"Spending a significant amount of time in another country is the best thing a person could possibly do for herself," Fletcher said. "It will make one's view of the world, ideas of home, and perspective of self new and more accurate."
Allison Shivar,'03 Super Note
By Melyssa Allen
Following her heart and her faith have led Allison Shivar, '03, from Meredith to the African nation of Zambia.
After a Christmas break visit to South Africa during her sophomore year at Meredith, Shivar felt pulled to Africa, though she was unsure when, how or to where she would return. A routine walk across Meredith's campus brought her the answer.
"I bent down to pick up a piece of trash to throw away. It was a flier for a medical program with a first-ever trip to South Africa," recalls Shivar, who holds a Bachelor of Science in biology. She was accepted and Meredith helped her pay for the trip, during which she spent four weeks working in hospitals and clinics.
"I knew for sure after this experience that working in clinics and with AIDS orphans in a third-world area was my calling," she says.
To achieve her goals, Shivar has created an organization called H.O.P.E. Across Africa, which stands for "Helping Other People through Education," with plans for a community center, orphanage, medical clinic, school and AIDS education program.
Her effort has its roots in Shivar's attending Meredith's LeaderShape Institute.

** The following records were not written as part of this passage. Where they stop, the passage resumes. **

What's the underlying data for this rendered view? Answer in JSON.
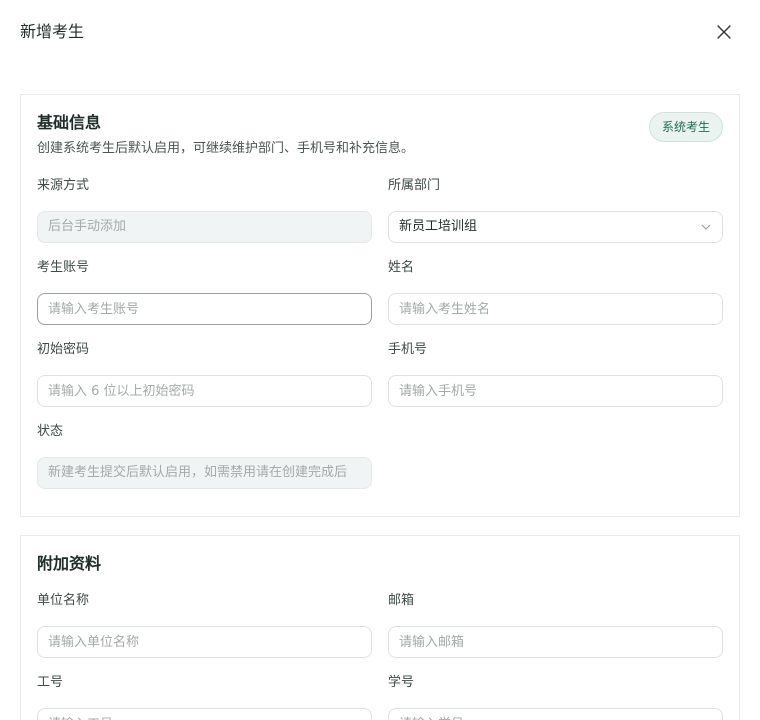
{
  "dialog": {
    "title": "新增考生",
    "close_icon": "close-icon"
  },
  "basic": {
    "title": "基础信息",
    "description": "创建系统考生后默认启用，可继续维护部门、手机号和补充信息。",
    "badge": "系统考生",
    "source": {
      "label": "来源方式",
      "value": "后台手动添加"
    },
    "department": {
      "label": "所属部门",
      "value": "新员工培训组",
      "icon": "chevron-down-icon"
    },
    "account": {
      "label": "考生账号",
      "placeholder": "请输入考生账号"
    },
    "name": {
      "label": "姓名",
      "placeholder": "请输入考生姓名"
    },
    "password": {
      "label": "初始密码",
      "placeholder": "请输入 6 位以上初始密码"
    },
    "phone": {
      "label": "手机号",
      "placeholder": "请输入手机号"
    },
    "status": {
      "label": "状态",
      "value": "新建考生提交后默认启用，如需禁用请在创建完成后"
    }
  },
  "extra": {
    "title": "附加资料",
    "org": {
      "label": "单位名称",
      "placeholder": "请输入单位名称"
    },
    "email": {
      "label": "邮箱",
      "placeholder": "请输入邮箱"
    },
    "work_id": {
      "label": "工号",
      "placeholder": "请输入工号"
    },
    "student_id": {
      "label": "学号",
      "placeholder": "请输入学号"
    }
  },
  "colors": {
    "accent": "#1f6b56",
    "badge_bg": "#eaf3f0",
    "border": "#dde3e1",
    "disabled_bg": "#f1f4f4"
  }
}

H.O.P.E. Across Africa was the vision project she created during this leadership training experience.
"I'm thankful for the education, the leadership opportunities and the professors and staff members who intentionally chose to build me up with each interaction," Shivar says of her time at Meredith.
Since her initial visits to South Africa, Shivar met her fiance and has determined that the place for H.O.P.E. is in his home country of Zambia. Their first focus is building the community center, which will include athletic fields, a pool, dance studio and library.

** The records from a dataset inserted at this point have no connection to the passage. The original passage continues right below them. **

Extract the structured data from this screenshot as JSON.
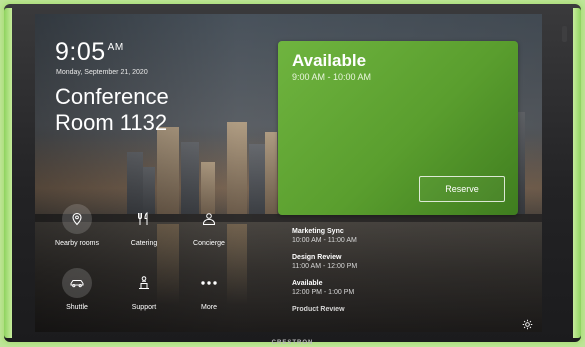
{
  "clock": {
    "time": "9:05",
    "ampm": "AM",
    "date": "Monday, September 21, 2020"
  },
  "room": {
    "line1": "Conference",
    "line2": "Room 1132"
  },
  "tiles": [
    {
      "label": "Nearby rooms",
      "icon": "location-pin-icon"
    },
    {
      "label": "Catering",
      "icon": "fork-knife-icon"
    },
    {
      "label": "Concierge",
      "icon": "concierge-bell-icon"
    },
    {
      "label": "Shuttle",
      "icon": "car-icon"
    },
    {
      "label": "Support",
      "icon": "support-person-icon"
    },
    {
      "label": "More",
      "icon": "more-dots-icon"
    }
  ],
  "status_card": {
    "status": "Available",
    "time_range": "9:00 AM - 10:00 AM",
    "reserve_label": "Reserve",
    "color": "#5fa534"
  },
  "agenda": [
    {
      "title": "Marketing Sync",
      "time": "10:00 AM - 11:00 AM"
    },
    {
      "title": "Design Review",
      "time": "11:00 AM - 12:00 PM"
    },
    {
      "title": "Available",
      "time": "12:00 PM - 1:00 PM"
    },
    {
      "title": "Product Review",
      "time": ""
    }
  ],
  "brand": "CRESTRON",
  "settings": {
    "icon": "gear-icon"
  },
  "accent_glow": "#a9dd77"
}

"With a vision like this it is one step at a time," Shivar says. "This organization is not about me, it is about God using me and allowing me to help others who are in need…it's about using my gifts and talents for the benefit and building up of others."

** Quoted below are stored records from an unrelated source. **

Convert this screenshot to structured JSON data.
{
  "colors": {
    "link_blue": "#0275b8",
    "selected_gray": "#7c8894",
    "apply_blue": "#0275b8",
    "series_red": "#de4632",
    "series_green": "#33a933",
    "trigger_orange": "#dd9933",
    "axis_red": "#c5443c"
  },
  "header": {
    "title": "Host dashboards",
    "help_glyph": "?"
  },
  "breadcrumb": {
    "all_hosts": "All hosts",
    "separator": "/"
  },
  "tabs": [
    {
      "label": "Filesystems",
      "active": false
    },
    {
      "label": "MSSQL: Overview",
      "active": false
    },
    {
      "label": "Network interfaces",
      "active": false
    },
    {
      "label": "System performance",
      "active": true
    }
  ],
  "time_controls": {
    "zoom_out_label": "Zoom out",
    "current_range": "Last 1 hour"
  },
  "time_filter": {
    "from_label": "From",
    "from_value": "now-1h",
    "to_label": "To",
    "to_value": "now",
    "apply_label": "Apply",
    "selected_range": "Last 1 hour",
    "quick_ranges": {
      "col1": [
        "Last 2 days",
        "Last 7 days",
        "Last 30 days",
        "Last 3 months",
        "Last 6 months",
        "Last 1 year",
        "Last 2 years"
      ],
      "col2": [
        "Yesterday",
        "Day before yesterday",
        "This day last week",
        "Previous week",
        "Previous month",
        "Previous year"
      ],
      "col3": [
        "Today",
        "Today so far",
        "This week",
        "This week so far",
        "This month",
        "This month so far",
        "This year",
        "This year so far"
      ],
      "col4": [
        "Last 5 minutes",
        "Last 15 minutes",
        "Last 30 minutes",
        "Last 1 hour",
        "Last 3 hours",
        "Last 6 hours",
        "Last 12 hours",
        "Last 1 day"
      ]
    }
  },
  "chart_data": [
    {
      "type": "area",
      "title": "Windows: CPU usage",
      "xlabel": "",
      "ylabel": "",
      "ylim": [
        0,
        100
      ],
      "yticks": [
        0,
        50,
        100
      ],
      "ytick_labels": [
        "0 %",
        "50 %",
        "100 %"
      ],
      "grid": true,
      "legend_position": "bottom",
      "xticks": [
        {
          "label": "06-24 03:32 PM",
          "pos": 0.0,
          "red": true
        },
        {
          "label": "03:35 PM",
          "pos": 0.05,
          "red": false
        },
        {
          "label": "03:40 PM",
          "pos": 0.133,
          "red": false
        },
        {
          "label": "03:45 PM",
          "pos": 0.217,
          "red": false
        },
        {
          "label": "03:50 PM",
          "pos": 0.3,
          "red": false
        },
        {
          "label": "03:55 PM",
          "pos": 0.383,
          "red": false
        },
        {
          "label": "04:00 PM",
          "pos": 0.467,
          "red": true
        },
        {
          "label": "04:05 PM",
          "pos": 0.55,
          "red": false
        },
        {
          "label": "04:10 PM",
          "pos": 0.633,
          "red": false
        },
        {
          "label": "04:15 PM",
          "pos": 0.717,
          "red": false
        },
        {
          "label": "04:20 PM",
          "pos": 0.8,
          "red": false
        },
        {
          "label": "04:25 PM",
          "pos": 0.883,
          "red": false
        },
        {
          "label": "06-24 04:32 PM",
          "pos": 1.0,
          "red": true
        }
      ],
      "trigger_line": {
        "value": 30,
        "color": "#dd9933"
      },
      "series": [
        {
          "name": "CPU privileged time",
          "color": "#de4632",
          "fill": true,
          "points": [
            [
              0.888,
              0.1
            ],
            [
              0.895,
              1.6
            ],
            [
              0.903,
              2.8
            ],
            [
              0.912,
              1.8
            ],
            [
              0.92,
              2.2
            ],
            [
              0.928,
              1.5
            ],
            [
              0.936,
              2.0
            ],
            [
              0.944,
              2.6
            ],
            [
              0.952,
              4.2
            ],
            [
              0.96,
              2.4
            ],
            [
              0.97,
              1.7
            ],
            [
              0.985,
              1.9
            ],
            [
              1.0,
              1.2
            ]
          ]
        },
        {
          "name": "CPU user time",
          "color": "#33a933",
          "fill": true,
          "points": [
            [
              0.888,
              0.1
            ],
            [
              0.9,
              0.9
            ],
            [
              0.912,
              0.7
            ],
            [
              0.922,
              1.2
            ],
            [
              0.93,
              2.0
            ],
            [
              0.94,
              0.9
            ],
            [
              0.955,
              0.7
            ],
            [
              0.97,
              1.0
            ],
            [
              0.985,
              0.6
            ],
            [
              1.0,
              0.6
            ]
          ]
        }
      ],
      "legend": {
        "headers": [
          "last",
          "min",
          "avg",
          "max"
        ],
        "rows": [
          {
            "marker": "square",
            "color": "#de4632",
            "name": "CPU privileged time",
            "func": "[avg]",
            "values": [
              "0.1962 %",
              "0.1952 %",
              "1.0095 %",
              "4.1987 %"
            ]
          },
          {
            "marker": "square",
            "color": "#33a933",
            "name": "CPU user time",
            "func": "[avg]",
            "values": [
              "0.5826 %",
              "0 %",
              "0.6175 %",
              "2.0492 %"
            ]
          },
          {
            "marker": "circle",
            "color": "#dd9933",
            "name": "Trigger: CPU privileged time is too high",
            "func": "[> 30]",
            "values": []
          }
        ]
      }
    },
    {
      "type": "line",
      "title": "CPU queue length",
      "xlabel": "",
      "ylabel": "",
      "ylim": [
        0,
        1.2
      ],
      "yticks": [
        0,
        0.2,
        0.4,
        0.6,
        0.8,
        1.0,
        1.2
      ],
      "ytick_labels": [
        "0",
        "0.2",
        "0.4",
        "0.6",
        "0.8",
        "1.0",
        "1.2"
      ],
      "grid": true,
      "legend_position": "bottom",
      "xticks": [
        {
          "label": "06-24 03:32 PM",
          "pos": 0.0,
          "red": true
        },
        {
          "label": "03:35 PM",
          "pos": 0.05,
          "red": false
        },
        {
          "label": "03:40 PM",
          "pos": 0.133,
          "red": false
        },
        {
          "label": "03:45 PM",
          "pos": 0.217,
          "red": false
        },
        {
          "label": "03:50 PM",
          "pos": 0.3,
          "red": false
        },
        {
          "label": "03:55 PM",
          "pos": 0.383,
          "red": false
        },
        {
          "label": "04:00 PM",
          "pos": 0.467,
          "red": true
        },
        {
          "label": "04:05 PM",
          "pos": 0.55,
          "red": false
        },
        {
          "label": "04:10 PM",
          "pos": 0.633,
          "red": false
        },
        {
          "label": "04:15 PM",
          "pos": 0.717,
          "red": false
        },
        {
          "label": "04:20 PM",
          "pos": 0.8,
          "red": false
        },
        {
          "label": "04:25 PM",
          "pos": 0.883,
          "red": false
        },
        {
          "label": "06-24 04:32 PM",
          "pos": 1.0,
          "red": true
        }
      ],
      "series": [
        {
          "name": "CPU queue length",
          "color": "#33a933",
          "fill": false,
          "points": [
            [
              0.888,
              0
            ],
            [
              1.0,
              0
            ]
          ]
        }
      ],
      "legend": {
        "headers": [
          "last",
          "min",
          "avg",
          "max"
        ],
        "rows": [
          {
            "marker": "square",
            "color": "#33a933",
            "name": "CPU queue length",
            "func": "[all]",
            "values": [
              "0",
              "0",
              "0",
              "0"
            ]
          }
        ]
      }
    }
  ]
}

Three students participating in a Meredith College study abroad program in London met Queen Elizabeth II on Tuesday, July 6, following the dedication of a memorial fountain for Princess Diana.
Meredith seniors Sarah Margaret Tulloss, Paige Walston and Kelly Jones attended the dedication ceremony, along with others from the College.
"We left to go to the Princess Diana Memorial at 7 a.m.," said Jones, a human communication major from Wilson, N.C. "We got the front row around the gate and had a very good view."
The three decided to remain at the memorial following the dedication. "At first we didn't believe the Queen would make her rounds in front of the public because after she opened the memorial she went inside the building," Jones said.
When the Queen and Prince Phillip returned to greet the crowd following a private reception, the students made the most of this chance encounter.
"I knew that you were not supposed to speak to the Queen unless spoken to, but I realized that I should not let this opportunity pass," said Tulloss, an international studies major from Rocky Mount, N.C. "Therefore I tried to say as politely and convincingly as I could, with the Queen looking directly in my eyes, ‘Lovely speech ma'am'."
During the short conversation that followed, the Queen asked the students about their visit, about where they were from, and how long they would be in London.
Jones said Queen Elizabeth was "more interested in us than I thought the Queen of England would be."
Walston, a political science major from Wilson, N.C., summed up the experience by saying, "We were hoping to meet Prince William, but meeting the Queen was spectacular. We never thought in a million years the Queen of England would stop to chat with a couple of North Carolinians!"
Study Abroad Director Betty Webb said this is the first time in the 30-plus year history of the Meredith Abroad program that students have met with a member of the royal family."First we were mentioned in a Tom Stoppard play in the West End, then we were in the Economist Magazine, in the background of a photo of Tony Blair," Webb said. "Now we were in conversation with the Queen."